#### Task prompt:
Check every line of the records below for the string "Presentation" and copy the ones that have it.

BEGIN

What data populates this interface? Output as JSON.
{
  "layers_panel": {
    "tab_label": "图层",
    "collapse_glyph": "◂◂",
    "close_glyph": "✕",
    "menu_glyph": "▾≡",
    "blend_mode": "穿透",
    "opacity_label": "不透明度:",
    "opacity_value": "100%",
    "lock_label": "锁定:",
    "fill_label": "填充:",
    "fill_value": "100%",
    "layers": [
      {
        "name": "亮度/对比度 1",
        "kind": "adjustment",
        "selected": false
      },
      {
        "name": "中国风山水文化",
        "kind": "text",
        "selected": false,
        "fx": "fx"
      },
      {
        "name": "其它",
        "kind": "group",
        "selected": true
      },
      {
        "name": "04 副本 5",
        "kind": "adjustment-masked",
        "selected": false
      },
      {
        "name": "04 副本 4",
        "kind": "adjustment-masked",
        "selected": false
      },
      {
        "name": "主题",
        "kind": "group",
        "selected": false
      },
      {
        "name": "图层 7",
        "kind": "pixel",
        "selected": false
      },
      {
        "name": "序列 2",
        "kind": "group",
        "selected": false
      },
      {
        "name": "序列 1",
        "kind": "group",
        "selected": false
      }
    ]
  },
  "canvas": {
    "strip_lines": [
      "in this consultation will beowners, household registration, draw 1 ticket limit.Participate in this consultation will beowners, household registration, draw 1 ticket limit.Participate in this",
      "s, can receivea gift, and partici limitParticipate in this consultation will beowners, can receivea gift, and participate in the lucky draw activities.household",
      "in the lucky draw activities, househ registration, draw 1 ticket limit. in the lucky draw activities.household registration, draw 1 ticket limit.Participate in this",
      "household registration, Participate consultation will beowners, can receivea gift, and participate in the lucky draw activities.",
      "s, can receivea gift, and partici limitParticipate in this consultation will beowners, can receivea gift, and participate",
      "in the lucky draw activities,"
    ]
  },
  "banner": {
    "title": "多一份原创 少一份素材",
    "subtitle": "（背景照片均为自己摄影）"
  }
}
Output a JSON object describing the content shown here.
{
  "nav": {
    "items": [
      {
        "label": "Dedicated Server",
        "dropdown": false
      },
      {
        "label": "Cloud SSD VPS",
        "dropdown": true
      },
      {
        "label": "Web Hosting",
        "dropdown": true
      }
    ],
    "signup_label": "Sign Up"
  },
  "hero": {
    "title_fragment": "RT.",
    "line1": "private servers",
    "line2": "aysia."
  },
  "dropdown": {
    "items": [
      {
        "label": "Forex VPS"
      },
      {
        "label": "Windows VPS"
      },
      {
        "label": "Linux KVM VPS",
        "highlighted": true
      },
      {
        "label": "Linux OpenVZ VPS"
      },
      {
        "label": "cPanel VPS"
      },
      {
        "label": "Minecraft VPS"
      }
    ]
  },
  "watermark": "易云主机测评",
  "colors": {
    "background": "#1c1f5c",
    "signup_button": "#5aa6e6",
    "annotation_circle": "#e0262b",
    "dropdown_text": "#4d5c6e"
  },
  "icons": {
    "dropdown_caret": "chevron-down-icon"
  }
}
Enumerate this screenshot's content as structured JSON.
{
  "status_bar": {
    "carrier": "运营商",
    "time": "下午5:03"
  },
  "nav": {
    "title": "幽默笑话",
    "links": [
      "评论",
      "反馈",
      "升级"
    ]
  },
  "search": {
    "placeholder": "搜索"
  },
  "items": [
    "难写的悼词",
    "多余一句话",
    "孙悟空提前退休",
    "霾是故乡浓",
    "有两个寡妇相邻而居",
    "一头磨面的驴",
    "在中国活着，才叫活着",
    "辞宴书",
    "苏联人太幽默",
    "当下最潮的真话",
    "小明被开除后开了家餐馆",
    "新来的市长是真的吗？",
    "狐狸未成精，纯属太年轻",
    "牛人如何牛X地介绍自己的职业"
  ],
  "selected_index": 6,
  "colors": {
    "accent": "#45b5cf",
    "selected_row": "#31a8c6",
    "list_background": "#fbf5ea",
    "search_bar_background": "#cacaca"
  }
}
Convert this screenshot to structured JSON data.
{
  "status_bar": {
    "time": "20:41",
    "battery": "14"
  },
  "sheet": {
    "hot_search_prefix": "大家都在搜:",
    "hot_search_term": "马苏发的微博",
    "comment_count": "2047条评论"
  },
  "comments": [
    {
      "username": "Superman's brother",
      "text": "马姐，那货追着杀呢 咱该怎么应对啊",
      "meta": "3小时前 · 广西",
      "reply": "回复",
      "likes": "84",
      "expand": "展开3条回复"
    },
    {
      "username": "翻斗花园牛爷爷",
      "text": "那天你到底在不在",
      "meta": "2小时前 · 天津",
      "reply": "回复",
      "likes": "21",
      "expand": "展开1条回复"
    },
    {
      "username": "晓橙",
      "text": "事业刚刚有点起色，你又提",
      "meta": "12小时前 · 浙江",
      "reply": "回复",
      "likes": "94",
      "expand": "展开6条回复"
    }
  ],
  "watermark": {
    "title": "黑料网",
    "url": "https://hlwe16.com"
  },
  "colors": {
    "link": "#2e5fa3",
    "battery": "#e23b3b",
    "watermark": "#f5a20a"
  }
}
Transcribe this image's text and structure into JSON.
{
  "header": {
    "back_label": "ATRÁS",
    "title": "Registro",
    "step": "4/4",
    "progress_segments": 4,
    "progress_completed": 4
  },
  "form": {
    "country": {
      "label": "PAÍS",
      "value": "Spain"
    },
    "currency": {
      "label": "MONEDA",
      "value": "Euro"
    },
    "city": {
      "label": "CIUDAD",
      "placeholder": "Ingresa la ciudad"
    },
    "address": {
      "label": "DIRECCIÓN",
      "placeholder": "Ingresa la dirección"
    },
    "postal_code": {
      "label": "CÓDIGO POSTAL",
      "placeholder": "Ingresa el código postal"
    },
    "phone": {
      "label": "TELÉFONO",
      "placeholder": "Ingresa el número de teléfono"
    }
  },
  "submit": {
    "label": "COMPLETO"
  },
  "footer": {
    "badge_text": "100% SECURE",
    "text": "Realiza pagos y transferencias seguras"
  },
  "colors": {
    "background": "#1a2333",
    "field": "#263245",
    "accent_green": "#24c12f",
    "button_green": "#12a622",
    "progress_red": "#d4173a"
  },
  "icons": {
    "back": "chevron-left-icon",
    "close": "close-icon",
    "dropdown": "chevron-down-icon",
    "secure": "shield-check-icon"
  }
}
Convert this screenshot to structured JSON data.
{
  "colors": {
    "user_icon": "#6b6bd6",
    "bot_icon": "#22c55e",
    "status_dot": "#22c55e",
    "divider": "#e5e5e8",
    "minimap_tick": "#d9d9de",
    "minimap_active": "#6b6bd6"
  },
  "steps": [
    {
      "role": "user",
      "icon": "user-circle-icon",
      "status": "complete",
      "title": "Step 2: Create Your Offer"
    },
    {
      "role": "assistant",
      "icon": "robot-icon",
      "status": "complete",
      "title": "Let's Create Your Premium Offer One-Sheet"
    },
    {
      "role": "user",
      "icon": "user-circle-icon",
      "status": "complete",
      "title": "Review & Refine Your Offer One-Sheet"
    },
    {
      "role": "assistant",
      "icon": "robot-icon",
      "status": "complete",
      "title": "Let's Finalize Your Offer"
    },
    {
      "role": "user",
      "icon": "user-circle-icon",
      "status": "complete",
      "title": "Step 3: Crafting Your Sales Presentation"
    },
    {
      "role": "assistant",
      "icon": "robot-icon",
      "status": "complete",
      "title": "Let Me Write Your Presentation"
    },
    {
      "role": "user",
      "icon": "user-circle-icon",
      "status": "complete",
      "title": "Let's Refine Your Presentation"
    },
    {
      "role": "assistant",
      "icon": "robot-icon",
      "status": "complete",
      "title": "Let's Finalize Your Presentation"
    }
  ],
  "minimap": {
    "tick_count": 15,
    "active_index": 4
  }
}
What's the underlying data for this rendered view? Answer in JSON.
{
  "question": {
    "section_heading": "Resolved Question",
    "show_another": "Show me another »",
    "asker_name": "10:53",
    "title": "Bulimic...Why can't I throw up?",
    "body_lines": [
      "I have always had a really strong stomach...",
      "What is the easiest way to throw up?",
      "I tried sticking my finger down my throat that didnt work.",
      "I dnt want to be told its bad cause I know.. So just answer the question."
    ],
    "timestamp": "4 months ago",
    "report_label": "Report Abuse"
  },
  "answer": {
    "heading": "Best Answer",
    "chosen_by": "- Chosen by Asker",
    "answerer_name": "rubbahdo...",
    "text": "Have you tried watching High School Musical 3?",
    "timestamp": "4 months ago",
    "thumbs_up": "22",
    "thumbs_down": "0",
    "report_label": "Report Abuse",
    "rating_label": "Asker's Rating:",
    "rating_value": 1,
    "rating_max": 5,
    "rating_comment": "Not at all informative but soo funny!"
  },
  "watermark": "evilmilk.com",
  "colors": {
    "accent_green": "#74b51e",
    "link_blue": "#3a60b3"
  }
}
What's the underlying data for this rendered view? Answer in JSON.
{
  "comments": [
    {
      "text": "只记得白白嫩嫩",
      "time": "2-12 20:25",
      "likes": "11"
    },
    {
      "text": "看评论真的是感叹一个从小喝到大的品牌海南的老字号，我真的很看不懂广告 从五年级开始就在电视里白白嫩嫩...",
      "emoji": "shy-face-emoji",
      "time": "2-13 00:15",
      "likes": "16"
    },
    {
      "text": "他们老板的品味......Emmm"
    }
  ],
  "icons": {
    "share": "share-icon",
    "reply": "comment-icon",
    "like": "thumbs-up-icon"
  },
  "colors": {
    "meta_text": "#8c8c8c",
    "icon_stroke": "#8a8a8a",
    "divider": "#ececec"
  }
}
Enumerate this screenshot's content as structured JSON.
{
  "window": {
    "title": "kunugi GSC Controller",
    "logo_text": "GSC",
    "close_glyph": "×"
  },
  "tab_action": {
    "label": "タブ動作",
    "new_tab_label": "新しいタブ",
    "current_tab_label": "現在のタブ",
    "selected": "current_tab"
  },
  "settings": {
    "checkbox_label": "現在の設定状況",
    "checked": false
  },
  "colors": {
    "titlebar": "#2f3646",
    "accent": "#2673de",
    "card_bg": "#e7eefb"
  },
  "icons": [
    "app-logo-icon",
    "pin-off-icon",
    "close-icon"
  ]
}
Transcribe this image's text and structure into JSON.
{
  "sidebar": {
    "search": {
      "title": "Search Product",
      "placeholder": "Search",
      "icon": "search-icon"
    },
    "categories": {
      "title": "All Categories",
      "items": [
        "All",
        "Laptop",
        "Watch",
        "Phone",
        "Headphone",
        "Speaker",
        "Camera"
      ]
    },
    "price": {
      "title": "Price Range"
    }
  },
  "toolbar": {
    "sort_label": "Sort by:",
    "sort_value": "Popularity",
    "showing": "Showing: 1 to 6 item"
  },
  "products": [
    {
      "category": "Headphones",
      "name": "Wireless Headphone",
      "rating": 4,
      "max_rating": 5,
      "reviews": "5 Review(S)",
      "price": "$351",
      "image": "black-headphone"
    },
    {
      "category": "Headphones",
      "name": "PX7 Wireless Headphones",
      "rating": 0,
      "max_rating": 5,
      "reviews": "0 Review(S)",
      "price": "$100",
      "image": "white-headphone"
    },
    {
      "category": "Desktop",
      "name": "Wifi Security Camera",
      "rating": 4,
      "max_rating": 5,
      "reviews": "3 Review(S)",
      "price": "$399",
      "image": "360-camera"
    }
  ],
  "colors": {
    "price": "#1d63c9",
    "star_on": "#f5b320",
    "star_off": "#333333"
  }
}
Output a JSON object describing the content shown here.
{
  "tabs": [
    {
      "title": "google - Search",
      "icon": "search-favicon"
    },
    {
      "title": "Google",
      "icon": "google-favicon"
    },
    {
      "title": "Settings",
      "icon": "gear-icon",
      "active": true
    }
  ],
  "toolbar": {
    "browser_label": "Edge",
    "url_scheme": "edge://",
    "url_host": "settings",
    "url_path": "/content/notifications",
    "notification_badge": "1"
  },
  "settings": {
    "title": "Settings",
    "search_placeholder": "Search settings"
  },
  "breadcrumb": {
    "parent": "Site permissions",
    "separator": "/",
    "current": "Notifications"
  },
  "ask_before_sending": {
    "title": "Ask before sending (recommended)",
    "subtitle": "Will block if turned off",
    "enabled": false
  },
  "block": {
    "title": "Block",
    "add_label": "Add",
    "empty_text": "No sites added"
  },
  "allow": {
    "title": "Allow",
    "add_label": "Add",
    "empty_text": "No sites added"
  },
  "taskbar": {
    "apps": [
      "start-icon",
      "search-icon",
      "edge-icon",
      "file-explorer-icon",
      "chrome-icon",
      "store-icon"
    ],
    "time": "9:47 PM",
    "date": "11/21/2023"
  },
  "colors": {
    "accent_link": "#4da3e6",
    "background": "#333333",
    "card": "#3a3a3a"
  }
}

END

#### Task answer:
      "title": "Step 3: Crafting Your Sales Presentation"
      "title": "Let Me Write Your Presentation"
      "title": "Let's Refine Your Presentation"
      "title": "Let's Finalize Your Presentation"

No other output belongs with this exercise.